Fear is a part of life. Sometimes we can keep it at bay, but eventually, with certainty, it will creep in like a red tide on an otherwise calm beach. We try to run, but it’s faster than we are. We try to hide but it discovers all of our hiding places. Eventually we realize that the only way to effectively work with fear is to turn around and face it and to cultivate practices that push it back out to sea where it’s reabsorbed in the great vastness of those bigger waters.

Fear can show up in many ways, with many faces. We fear for our children’s health. We fear that we’re in the wrong relationship. We fear that the strange lump we’ve just discovered is cancer. I can’t tell you how many of my clients struggle with health anxiety on a regular basis. “Every time my throat hurts … Click here to continue reading...

The Escape Hatch of Perfection

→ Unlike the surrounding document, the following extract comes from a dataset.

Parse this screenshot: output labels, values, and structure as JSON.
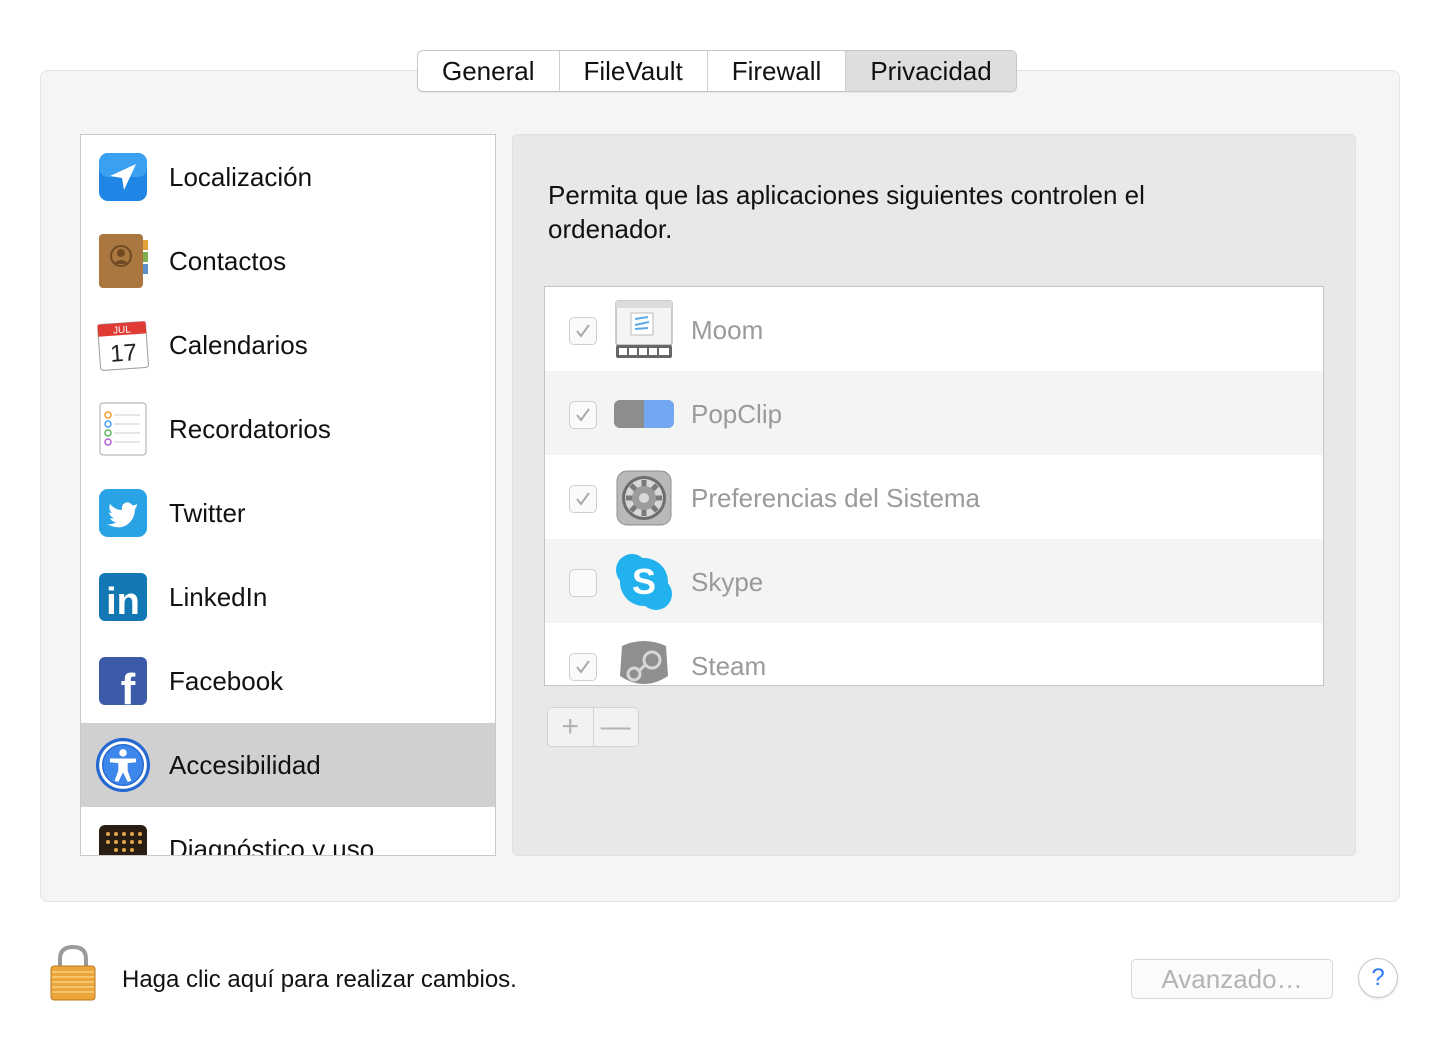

There are so many ways that we can avoid pain. We can choose denial. We can self-medicate with drugs and alcohol. We can fall prey to fear/ego’s insidiously convincing beliefs that to turn inward is “selfish, indulgent, and will get you nowhere.” We avoid pain because we live in a culture that teaches us to avoid pain. We avoid pain because we don’t know that turning toward pain (and I use pain as an umbrella term for anything uncomfortable that we wish to avoid feeling) is one of the secret pathways to joy.

If you’ve found your way to my site, one of your default methods of avoiding pain is likely to travel up to the safe regions of your mind where pain can’t find you. There you sit at the Great Loom of Intrusive Thoughts and spin your web of “what-ifs” and “if-onlys”, each thread keeping you stuck in … Click here to continue reading...

Death, Eventually

There it is, beneath the thoughts, the chatter, the doubt, the irritation, the barriers against love in all of its varied manifestations: the fear of loss, the fear of change, the excruciating awareness that we will, all of us, ultimately, be separated from the ones we love. At times it seems one of the cruelest realities of life on this planet: that we can love so deeply, but eventually we will separate. Yet as much as we can rail against life, beat our heads against the walls of the universe, argue, bargain, and rage, at some point we need to come into acceptance of death if we are to live our lives with any measure of peace. Death is what is, and to resist what is leads to suffering.

And yet… the more sensitive you are the more acutely aware you will be of death’s many faces, and the more … Click here to continue reading...